How do you know if a stock was a successful investment or not? In my opinion, the key is to look at it on a long enough time scale -- at least five years. This way, shareholders can really consider how a particular company's fundamentals translate to strong share price gains. 

With that long-term framework in mind, let's take a closer look at Dollar General (DG 1.87%). Thanks to growing sales and profits, the discount retail stock has climbed 130% over the past five years, crushing the S&P 500's 55% total return during the same time.

But as investors, we care about what the future holds. So where will Dollar General be in the next five years? Continue reading to learn more about this recession-proof business. 

An expanding physical footprint 

At the end of fiscal 2012, about a decade ago, Dollar General counted 9,961 stores in the U.S. After adding 974 net new stores in the most recent fiscal year, the business now has 19,104 locations (as of Feb. 3). Management plans to open 930 net new stores in the current fiscal year. This is clearly still a company that is prioritizing growth. 

One of Dollar General's unique characteristics is that it operates a lot of locations in lower-cost, rural communities, as compared to solely focusing on higher-density urban and suburban areas. There are two benefits to this. For starters, Dollar General can keep its costs under control as a direct result of being in locations that aren't in huge demand. It doesn't necessarily have to compete with other big-box retailers for real estate. 

Second, because a Dollar General might be the only general merchandise or grocery store in a given community, it benefits from essentially controlling the majority of market share in that area. This helps it drive customer loyalty. 

Right now, Dollar General is in 47 different states. But there is still a sizable expansion runway to continue adding more stores. For example, California looks to be very underpenetrated based on that state's massive size and population. In five years, it's safe to assume that Dollar General will have a much bigger national footprint. 

Strong fundamentals 

An expanding store footprint leads to strong financial results. From fiscal 2017 through fiscal 2022, Dollar General was able to increase its sales at a compound annual rate of 10%, and with more stores in the pipeline, the top line is going to continue marching higher. What's more, fiscal 2020 was the 31st straight year of positive same-store sales. And although they dipped 2.8% in fiscal 2021, same-store sales increased 4.3% in the latest fiscal year. That's the kind of solid gain you want to see from a retail business. 

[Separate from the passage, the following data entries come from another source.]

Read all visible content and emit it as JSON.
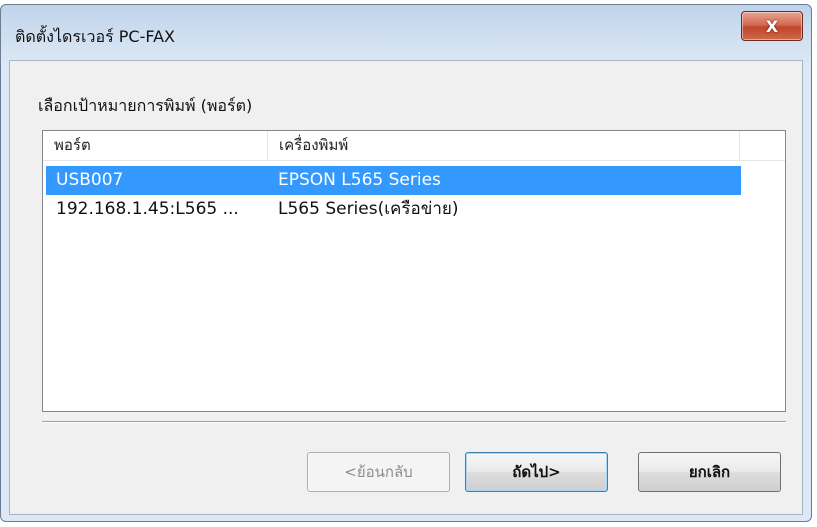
{
  "window": {
    "title": "ติดตั้งไดรเวอร์ PC-FAX",
    "close_label": "X"
  },
  "group_label": "เลือกเป้าหมายการพิมพ์ (พอร์ต)",
  "list": {
    "columns": [
      "พอร์ต",
      "เครื่องพิมพ์"
    ],
    "rows": [
      {
        "port": "USB007",
        "printer": "EPSON L565 Series",
        "selected": true
      },
      {
        "port": "192.168.1.45:L565 ...",
        "printer": "L565 Series(เครือข่าย)",
        "selected": false
      }
    ]
  },
  "buttons": {
    "back": "<ย้อนกลับ",
    "next": "ถัดไป>",
    "cancel": "ยกเลิก"
  },
  "colors": {
    "selection": "#3399ff",
    "close_button": "#c0452a"
  },
  "icons": {
    "close": "close-icon"
  }
}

Dollar General has shown that as its top line increases, its profitability can soar. The company's ability to generate lots of free cash flow has allowed it to reduce its share count, which has led to diluted earnings per share skyrocketing from $5.63 five years ago to $10.68 in fiscal 2022. It's hard not to think that it will be the same story five years from now. 

To be fair, Dollar General isn't without its concerns. Most pressing is the near-term economic uncertainty facing the U.S. right now. Inflation remains elevated, and the Federal Reserve has signaled that it might need to raise interest rates higher than it initially thought. The result could be a severe recession this year, although no one knows for certain. While this could certainly hurt consumers' spending ability, it might shine the spotlight on Dollar General and its attractive budget-friendly value proposition. 

A higher stock price 

With the promise of a larger store count, coupled with higher sales, margins, and profitability, it's easy to believe that Dollar General's share price will also ride this strong fundamental performance to new heights in the next five years. The stock has been a huge winner historically, which could be a good indicator of what's in store going forward. 

As of this writing, shares are trading at a price-to-earnings ratio of under 21. This is roughly in line with the stock's trailing five- and 10-year average valuations, so investors aren't being asked to pay a premium to own the retailer in their portfolios. The stock is down 14% so far in 2023, demonstrating shareholder pessimism. 

For investors who are able to focus on the long-term picture, Dollar General deserves a closer look. The stock is well-positioned to continue rewarding shareholders over the next five years.